**Given data**:
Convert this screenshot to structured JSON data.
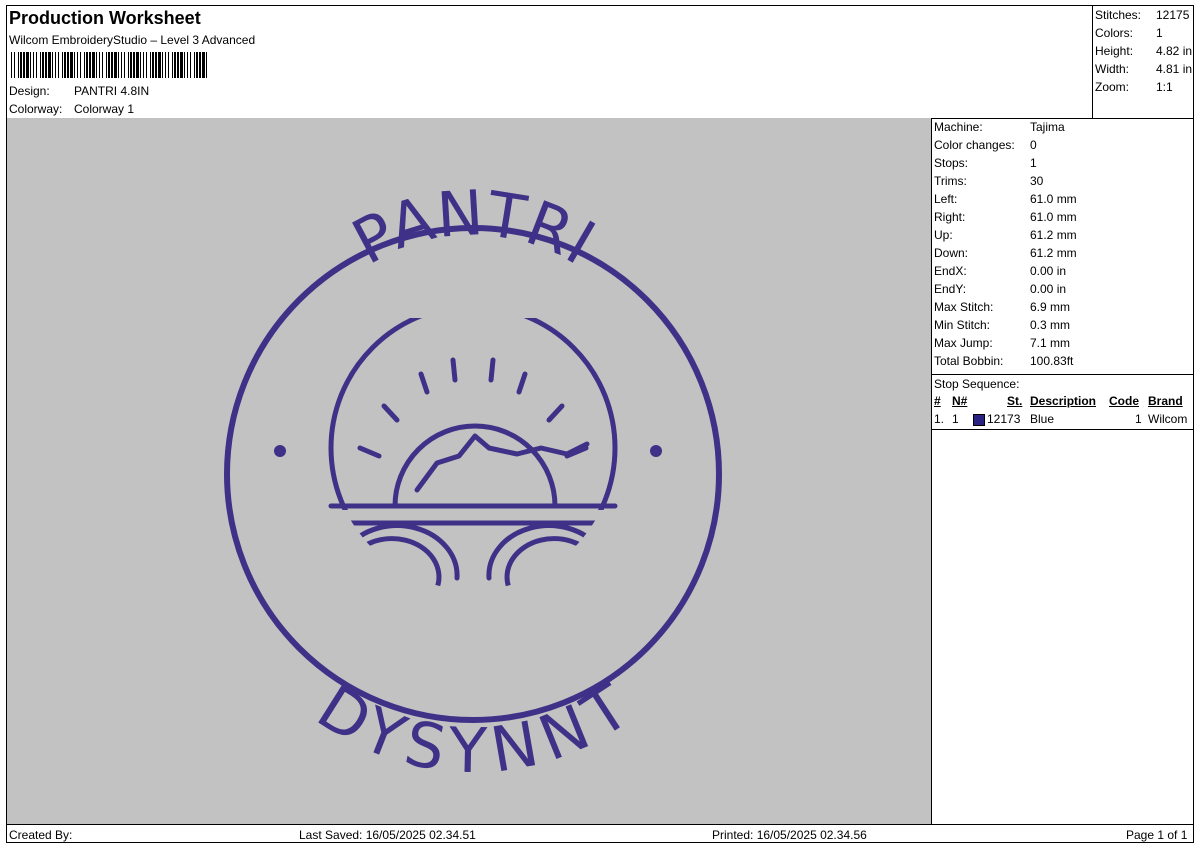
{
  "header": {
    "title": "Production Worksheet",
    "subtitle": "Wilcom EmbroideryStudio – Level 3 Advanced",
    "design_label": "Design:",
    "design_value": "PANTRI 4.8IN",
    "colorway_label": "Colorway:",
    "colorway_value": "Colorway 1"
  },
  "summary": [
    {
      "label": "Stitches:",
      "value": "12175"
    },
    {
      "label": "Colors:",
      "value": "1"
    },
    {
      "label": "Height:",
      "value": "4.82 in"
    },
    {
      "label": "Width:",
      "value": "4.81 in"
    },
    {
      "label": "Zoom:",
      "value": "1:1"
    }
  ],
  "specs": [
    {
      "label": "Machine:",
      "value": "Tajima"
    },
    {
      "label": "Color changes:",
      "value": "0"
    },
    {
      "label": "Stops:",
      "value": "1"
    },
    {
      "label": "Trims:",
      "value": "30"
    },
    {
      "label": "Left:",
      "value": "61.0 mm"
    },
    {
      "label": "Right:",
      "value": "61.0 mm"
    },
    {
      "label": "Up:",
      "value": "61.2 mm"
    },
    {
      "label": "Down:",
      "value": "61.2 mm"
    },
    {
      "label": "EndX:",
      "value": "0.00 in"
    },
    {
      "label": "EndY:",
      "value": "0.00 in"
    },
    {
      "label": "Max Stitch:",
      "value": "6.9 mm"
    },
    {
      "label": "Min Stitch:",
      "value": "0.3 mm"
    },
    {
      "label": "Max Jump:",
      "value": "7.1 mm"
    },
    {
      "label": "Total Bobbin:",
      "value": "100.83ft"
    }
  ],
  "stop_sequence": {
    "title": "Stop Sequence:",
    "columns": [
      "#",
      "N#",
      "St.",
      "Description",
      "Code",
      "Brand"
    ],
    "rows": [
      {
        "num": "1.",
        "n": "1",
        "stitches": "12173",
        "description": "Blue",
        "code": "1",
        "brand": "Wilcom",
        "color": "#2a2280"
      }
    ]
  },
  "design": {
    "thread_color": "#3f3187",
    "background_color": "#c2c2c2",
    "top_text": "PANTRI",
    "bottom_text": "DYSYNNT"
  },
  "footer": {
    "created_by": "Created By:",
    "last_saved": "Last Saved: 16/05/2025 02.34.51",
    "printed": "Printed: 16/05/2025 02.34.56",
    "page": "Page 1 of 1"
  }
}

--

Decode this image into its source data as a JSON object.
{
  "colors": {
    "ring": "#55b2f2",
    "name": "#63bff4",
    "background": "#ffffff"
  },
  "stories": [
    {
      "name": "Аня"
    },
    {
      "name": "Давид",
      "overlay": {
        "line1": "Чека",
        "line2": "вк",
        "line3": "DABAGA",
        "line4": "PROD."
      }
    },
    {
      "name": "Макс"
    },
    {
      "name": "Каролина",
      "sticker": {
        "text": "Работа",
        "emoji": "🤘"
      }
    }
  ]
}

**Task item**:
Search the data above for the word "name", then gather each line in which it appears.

**Exercise solution**:
    "name": "#63bff4",
      "name": "Аня"
      "name": "Давид",
      "name": "Макс"
      "name": "Каролина",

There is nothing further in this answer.